Why can’t bikes and pedestrians share facilities and why can’t new facilities be designed to encourage sharing? Examples from Europe – and Asia are staring us in the face. In Japan tens of thousands of bike commuters share the sidewalk with pedestrians every day. No one dies or even gets into fist fights. [www.japanesestreets.com for amusing if not engineerocentric view of what it is like on an urban street in Japan.]

Every thoughtful transportation planner in the Metro area will tell you the problem with advancing Portland’s bike masterplan is that all the “low fruit” has been picked. All the easy streets with sufficient right of way for bike lanes have been converted. What is left is the dreaded parking removal option or just a bunch of discontinuous routes never to be completed. Why can’t anyone look at shared sidewalk facilities to fill missing links?

To study the hows and whys of successful sharing I will be spending 7 weeks in Japan starting this August on a fellowship grant from the Architectural Foundation of Oregon. I hope to file some communiques from the field and have more to tell you when I get back. Meanwhile, please get me your questions and comments for my upcoming research! I hope to use all of you reading this blog as a brain trust for my fellowship. If we can’t share the sidewalk, let’s at least share ideas.

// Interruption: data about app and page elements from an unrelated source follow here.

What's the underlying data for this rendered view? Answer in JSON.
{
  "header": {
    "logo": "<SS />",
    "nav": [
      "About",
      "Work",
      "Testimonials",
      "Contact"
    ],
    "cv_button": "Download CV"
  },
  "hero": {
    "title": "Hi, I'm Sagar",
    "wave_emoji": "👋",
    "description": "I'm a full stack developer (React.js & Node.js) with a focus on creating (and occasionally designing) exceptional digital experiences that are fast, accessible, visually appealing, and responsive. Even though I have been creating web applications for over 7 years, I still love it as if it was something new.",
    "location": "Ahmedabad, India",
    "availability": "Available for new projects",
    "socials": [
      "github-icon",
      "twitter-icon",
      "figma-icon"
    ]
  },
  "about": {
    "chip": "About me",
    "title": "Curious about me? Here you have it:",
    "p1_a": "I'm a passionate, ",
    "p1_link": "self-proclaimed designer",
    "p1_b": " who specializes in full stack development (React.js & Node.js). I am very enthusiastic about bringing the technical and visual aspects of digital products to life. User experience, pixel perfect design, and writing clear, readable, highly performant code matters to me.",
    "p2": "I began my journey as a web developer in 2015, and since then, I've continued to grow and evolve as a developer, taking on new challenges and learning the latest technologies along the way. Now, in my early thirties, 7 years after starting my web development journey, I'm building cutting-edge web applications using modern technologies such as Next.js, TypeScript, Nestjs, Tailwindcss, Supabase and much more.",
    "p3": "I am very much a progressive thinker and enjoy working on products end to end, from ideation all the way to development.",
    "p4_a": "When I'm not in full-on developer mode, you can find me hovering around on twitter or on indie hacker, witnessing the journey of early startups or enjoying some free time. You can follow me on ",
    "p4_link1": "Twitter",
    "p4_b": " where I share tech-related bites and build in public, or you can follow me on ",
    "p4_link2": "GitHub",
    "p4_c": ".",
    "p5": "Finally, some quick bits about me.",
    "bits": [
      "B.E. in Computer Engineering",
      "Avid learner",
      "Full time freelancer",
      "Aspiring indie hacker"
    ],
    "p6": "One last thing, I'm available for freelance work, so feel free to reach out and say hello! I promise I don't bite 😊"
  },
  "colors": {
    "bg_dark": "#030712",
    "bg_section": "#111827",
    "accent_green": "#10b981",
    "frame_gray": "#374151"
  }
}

Free the Bike!

I attended last year’s ceremony where the League of American Bicyclists (LAB) presented Portland the “Gold” award for best American bike City. Commissioner Adams (great that he landed the Portland Office of Transportation (PDOT) assignment!) has said he doesn’t think this is good enough. He wants us to be “Platinum”, a level the LAB has never presented to any city. What will it take to get us there?

A whole lot. The fact is, for the last few years Portland has been going backwards on bike and pedestrian projects and policies, or at best coasting forward at a slower and slower speed.

About 5 years ago Portland City Council abolished both the bike and pedestrian programs within PDOT. Each of these programs was nationally recognized, with fantastic, dedicated staff. The real reason for the axe was cost cutting, but the stated rationale was “mainstreaming”. All project management and engineering staff within PDOT and the City as a whole were said to have become so sensitized to bike/ped issues that no further special programs were necessary.

If so – why is current major redevelopment on Naito Pkway at the Pier One site not being required to to fully implement an obligation to install bikelanes on their portion of Naito – a Bike Masterplan throughway? Why do more block faces than ever in downtown Portland lack short term bike parking (thanks to meter removal and only slapdash replacement with racks)? Why is the BTA still fighting BDS tooth and nail to get enforcement of bike parking in new development? Why does the City have no enforcement mechanism for keeping barbed concertina wire on tops of fences from hanging out into public sidewalk space (this 6′-6″ pedestrian asks)?

And why for the last six years has the “bike pool” bike at the Portland building, supposedly there to encourage staff to cycle on short business trips, hung locked on a rack near the parking attendant’s booth because the key is lost and no one can be bothered to find it?

Commissioner Adams – I throw down the gauntlet. How about for starters trying to unleash the Portland Bldg bike and other city motor pool bikes in bondage?

You can work your way up from there.